• **Problem statement**
Return every record below exactly as given, images excluded.

• **Records for this task**
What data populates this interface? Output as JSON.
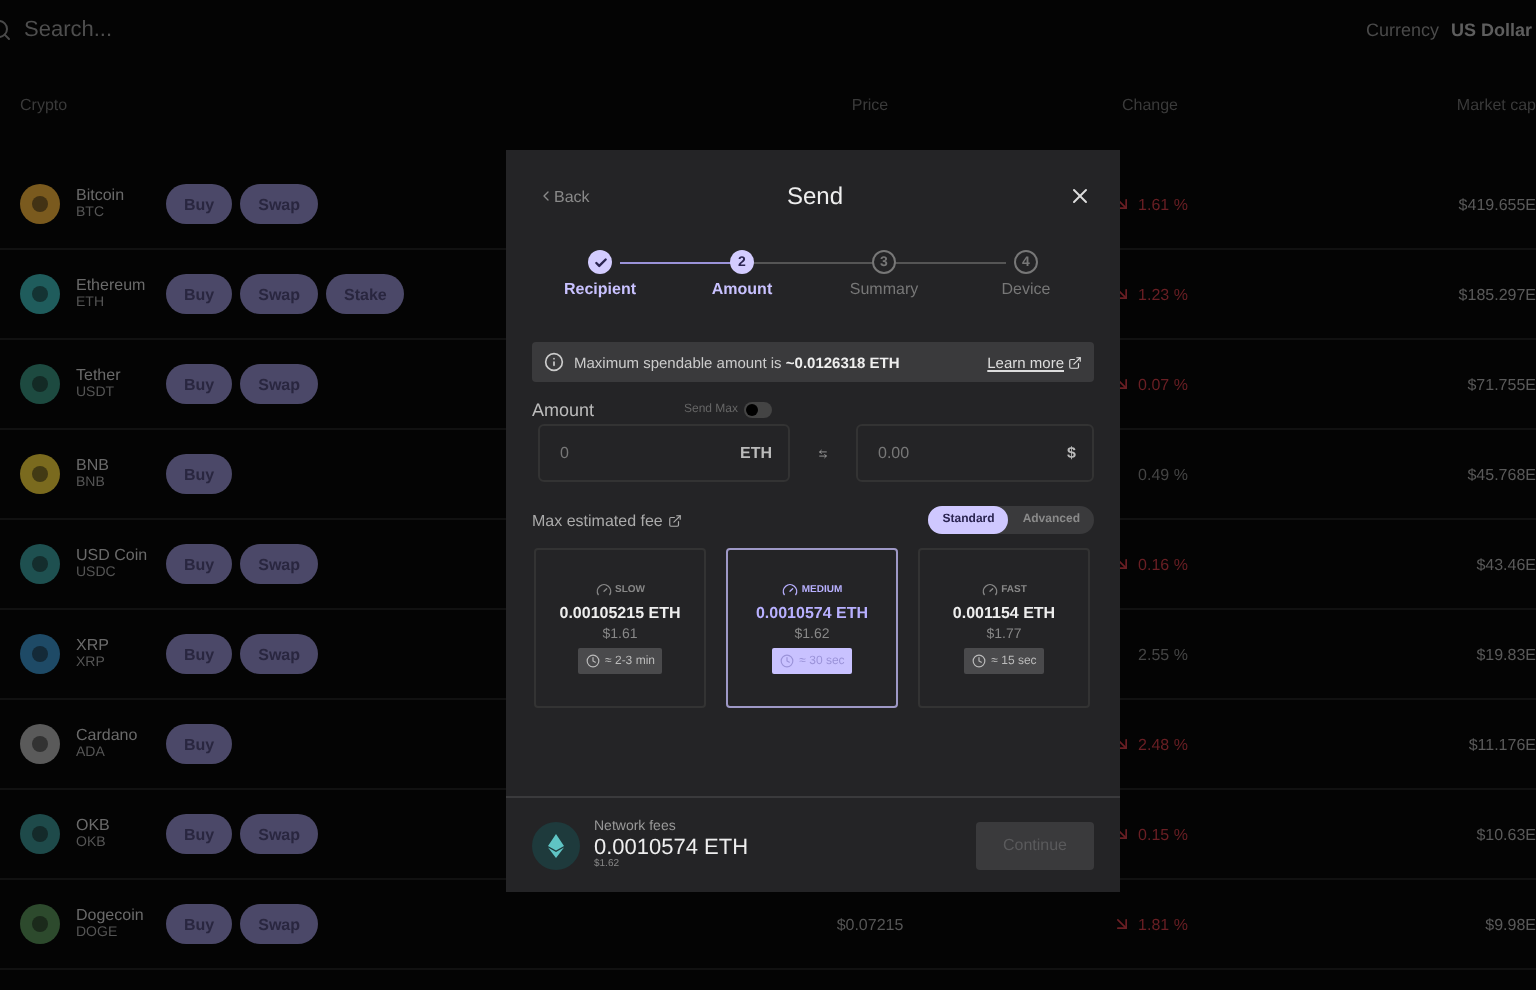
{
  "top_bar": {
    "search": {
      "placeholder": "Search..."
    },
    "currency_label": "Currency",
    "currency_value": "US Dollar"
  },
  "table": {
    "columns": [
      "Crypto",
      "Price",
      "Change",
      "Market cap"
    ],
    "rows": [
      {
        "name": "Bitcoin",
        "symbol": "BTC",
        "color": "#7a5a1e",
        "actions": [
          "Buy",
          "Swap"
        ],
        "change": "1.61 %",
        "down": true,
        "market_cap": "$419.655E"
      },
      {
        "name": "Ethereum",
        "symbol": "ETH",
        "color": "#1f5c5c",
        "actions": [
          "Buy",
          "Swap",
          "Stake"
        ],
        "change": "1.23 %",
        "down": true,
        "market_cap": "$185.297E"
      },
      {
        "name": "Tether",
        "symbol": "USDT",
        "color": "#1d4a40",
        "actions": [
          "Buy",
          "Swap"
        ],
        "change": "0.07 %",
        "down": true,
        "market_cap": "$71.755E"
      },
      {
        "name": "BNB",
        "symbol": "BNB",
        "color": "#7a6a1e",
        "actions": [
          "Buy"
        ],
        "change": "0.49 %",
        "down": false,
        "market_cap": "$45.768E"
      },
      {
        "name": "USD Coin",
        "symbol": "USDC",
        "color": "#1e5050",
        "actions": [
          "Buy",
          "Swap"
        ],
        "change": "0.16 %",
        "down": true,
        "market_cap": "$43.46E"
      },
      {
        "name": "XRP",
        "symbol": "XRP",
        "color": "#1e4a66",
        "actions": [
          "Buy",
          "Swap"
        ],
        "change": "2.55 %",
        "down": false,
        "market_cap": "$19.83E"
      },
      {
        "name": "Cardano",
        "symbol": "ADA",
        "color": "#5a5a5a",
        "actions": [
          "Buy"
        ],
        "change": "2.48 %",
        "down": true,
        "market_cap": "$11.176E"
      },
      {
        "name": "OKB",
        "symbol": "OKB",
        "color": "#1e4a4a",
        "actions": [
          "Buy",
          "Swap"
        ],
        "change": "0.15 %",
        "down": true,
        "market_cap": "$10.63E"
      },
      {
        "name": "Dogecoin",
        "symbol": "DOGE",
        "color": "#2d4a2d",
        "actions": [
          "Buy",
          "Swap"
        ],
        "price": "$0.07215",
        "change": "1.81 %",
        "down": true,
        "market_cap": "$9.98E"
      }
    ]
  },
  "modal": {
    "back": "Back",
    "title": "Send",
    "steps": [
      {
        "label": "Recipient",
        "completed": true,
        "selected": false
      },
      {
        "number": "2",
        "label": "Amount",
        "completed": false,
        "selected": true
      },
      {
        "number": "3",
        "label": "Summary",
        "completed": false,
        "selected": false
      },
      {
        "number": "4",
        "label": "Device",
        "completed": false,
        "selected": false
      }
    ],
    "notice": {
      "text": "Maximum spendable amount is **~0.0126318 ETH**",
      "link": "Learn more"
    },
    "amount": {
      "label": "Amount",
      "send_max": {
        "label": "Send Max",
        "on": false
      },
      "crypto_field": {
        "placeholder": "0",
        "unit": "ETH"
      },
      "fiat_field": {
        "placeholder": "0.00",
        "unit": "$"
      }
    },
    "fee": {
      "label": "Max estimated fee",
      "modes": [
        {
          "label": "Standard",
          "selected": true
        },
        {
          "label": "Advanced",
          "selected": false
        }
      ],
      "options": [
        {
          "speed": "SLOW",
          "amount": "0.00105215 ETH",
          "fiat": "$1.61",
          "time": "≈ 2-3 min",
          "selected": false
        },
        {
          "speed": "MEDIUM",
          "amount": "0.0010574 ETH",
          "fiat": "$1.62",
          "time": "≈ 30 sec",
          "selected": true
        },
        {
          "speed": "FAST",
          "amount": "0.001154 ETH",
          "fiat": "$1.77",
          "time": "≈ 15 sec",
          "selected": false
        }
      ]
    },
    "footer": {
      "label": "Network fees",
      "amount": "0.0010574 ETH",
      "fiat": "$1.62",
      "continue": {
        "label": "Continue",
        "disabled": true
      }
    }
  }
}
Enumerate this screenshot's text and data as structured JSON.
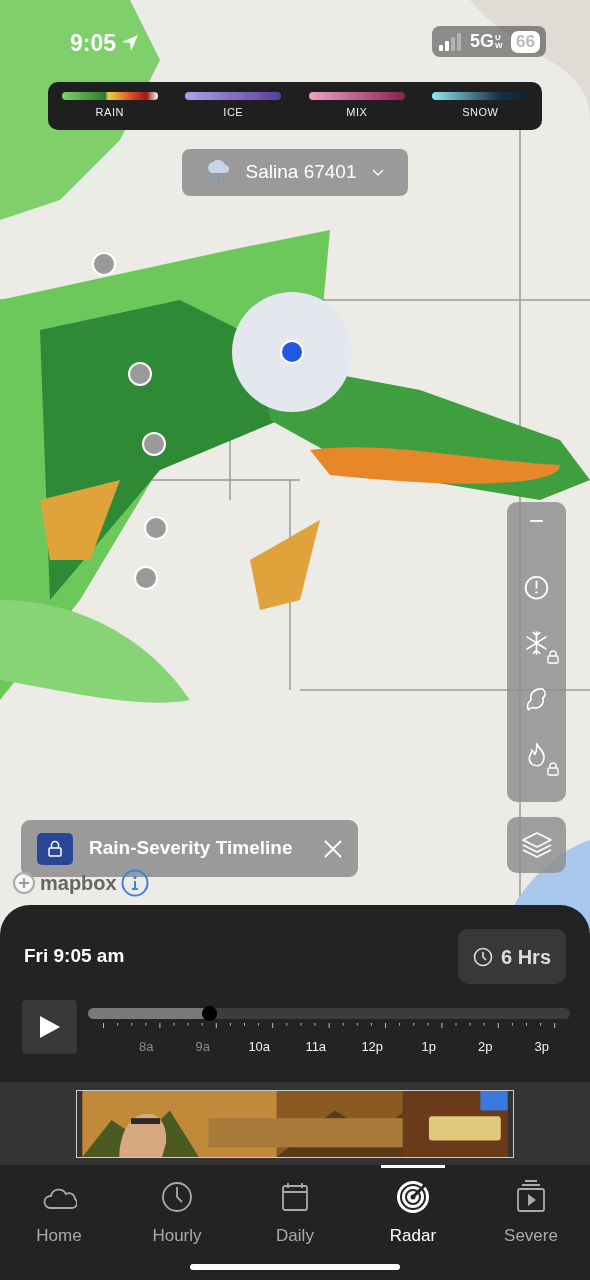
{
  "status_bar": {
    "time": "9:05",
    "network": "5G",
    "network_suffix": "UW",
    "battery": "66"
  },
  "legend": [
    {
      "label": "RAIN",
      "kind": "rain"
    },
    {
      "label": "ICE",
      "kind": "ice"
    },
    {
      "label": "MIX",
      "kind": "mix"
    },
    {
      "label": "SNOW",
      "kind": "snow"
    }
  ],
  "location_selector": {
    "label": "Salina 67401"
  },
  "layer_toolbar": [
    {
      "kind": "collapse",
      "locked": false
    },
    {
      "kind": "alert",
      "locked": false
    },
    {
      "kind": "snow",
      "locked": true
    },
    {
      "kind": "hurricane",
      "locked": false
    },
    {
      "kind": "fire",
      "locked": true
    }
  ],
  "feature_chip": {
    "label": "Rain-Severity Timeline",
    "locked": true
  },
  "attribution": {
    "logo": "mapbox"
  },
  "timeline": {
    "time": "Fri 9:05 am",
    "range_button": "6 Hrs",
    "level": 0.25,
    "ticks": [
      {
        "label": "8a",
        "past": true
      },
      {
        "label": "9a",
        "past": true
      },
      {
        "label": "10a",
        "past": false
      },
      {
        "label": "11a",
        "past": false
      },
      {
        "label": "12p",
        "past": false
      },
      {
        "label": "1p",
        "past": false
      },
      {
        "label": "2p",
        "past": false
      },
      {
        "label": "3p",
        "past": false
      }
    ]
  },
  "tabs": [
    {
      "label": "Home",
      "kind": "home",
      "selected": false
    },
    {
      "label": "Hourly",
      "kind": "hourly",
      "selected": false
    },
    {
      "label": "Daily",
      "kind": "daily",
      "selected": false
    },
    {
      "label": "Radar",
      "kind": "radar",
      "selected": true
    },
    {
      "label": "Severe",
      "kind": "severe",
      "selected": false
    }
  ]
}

• **Result of this task**
What data populates this interface? Output as JSON.
{
  "top_bar": {
    "search": {
      "placeholder": "Search..."
    },
    "currency_label": "Currency",
    "currency_value": "US Dollar"
  },
  "table": {
    "columns": [
      "Crypto",
      "Price",
      "Change",
      "Market cap"
    ],
    "rows": [
      {
        "name": "Bitcoin",
        "symbol": "BTC",
        "color": "#7a5a1e",
        "actions": [
          "Buy",
          "Swap"
        ],
        "change": "1.61 %",
        "down": true,
        "market_cap": "$419.655E"
      },
      {
        "name": "Ethereum",
        "symbol": "ETH",
        "color": "#1f5c5c",
        "actions": [
          "Buy",
          "Swap",
          "Stake"
        ],
        "change": "1.23 %",
        "down": true,
        "market_cap": "$185.297E"
      },
      {
        "name": "Tether",
        "symbol": "USDT",
        "color": "#1d4a40",
        "actions": [
          "Buy",
          "Swap"
        ],
        "change": "0.07 %",
        "down": true,
        "market_cap": "$71.755E"
      },
      {
        "name": "BNB",
        "symbol": "BNB",
        "color": "#7a6a1e",
        "actions": [
          "Buy"
        ],
        "change": "0.49 %",
        "down": false,
        "market_cap": "$45.768E"
      },
      {
        "name": "USD Coin",
        "symbol": "USDC",
        "color": "#1e5050",
        "actions": [
          "Buy",
          "Swap"
        ],
        "change": "0.16 %",
        "down": true,
        "market_cap": "$43.46E"
      },
      {
        "name": "XRP",
        "symbol": "XRP",
        "color": "#1e4a66",
        "actions": [
          "Buy",
          "Swap"
        ],
        "change": "2.55 %",
        "down": false,
        "market_cap": "$19.83E"
      },
      {
        "name": "Cardano",
        "symbol": "ADA",
        "color": "#5a5a5a",
        "actions": [
          "Buy"
        ],
        "change": "2.48 %",
        "down": true,
        "market_cap": "$11.176E"
      },
      {
        "name": "OKB",
        "symbol": "OKB",
        "color": "#1e4a4a",
        "actions": [
          "Buy",
          "Swap"
        ],
        "change": "0.15 %",
        "down": true,
        "market_cap": "$10.63E"
      },
      {
        "name": "Dogecoin",
        "symbol": "DOGE",
        "color": "#2d4a2d",
        "actions": [
          "Buy",
          "Swap"
        ],
        "price": "$0.07215",
        "change": "1.81 %",
        "down": true,
        "market_cap": "$9.98E"
      }
    ]
  },
  "modal": {
    "back": "Back",
    "title": "Send",
    "steps": [
      {
        "label": "Recipient",
        "completed": true,
        "selected": false
      },
      {
        "number": "2",
        "label": "Amount",
        "completed": false,
        "selected": true
      },
      {
        "number": "3",
        "label": "Summary",
        "completed": false,
        "selected": false
      },
      {
        "number": "4",
        "label": "Device",
        "completed": false,
        "selected": false
      }
    ],
    "notice": {
      "text": "Maximum spendable amount is **~0.0126318 ETH**",
      "link": "Learn more"
    },
    "amount": {
      "label": "Amount",
      "send_max": {
        "label": "Send Max",
        "on": false
      },
      "crypto_field": {
        "placeholder": "0",
        "unit": "ETH"
      },
      "fiat_field": {
        "placeholder": "0.00",
        "unit": "$"
      }
    },
    "fee": {
      "label": "Max estimated fee",
      "modes": [
        {
          "label": "Standard",
          "selected": true
        },
        {
          "label": "Advanced",
          "selected": false
        }
      ],
      "options": [
        {
          "speed": "SLOW",
          "amount": "0.00105215 ETH",
          "fiat": "$1.61",
          "time": "≈ 2-3 min",
          "selected": false
        },
        {
          "speed": "MEDIUM",
          "amount": "0.0010574 ETH",
          "fiat": "$1.62",
          "time": "≈ 30 sec",
          "selected": true
        },
        {
          "speed": "FAST",
          "amount": "0.001154 ETH",
          "fiat": "$1.77",
          "time": "≈ 15 sec",
          "selected": false
        }
      ]
    },
    "footer": {
      "label": "Network fees",
      "amount": "0.0010574 ETH",
      "fiat": "$1.62",
      "continue": {
        "label": "Continue",
        "disabled": true
      }
    }
  }
}
Enumerate this screenshot's text and data as structured JSON.
{
  "status_bar": {
    "time": "9:05",
    "network": "5G",
    "network_suffix": "UW",
    "battery": "66"
  },
  "legend": [
    {
      "label": "RAIN",
      "kind": "rain"
    },
    {
      "label": "ICE",
      "kind": "ice"
    },
    {
      "label": "MIX",
      "kind": "mix"
    },
    {
      "label": "SNOW",
      "kind": "snow"
    }
  ],
  "location_selector": {
    "label": "Salina 67401"
  },
  "layer_toolbar": [
    {
      "kind": "collapse",
      "locked": false
    },
    {
      "kind": "alert",
      "locked": false
    },
    {
      "kind": "snow",
      "locked": true
    },
    {
      "kind": "hurricane",
      "locked": false
    },
    {
      "kind": "fire",
      "locked": true
    }
  ],
  "feature_chip": {
    "label": "Rain-Severity Timeline",
    "locked": true
  },
  "attribution": {
    "logo": "mapbox"
  },
  "timeline": {
    "time": "Fri 9:05 am",
    "range_button": "6 Hrs",
    "level": 0.25,
    "ticks": [
      {
        "label": "8a",
        "past": true
      },
      {
        "label": "9a",
        "past": true
      },
      {
        "label": "10a",
        "past": false
      },
      {
        "label": "11a",
        "past": false
      },
      {
        "label": "12p",
        "past": false
      },
      {
        "label": "1p",
        "past": false
      },
      {
        "label": "2p",
        "past": false
      },
      {
        "label": "3p",
        "past": false
      }
    ]
  },
  "tabs": [
    {
      "label": "Home",
      "kind": "home",
      "selected": false
    },
    {
      "label": "Hourly",
      "kind": "hourly",
      "selected": false
    },
    {
      "label": "Daily",
      "kind": "daily",
      "selected": false
    },
    {
      "label": "Radar",
      "kind": "radar",
      "selected": true
    },
    {
      "label": "Severe",
      "kind": "severe",
      "selected": false
    }
  ]
}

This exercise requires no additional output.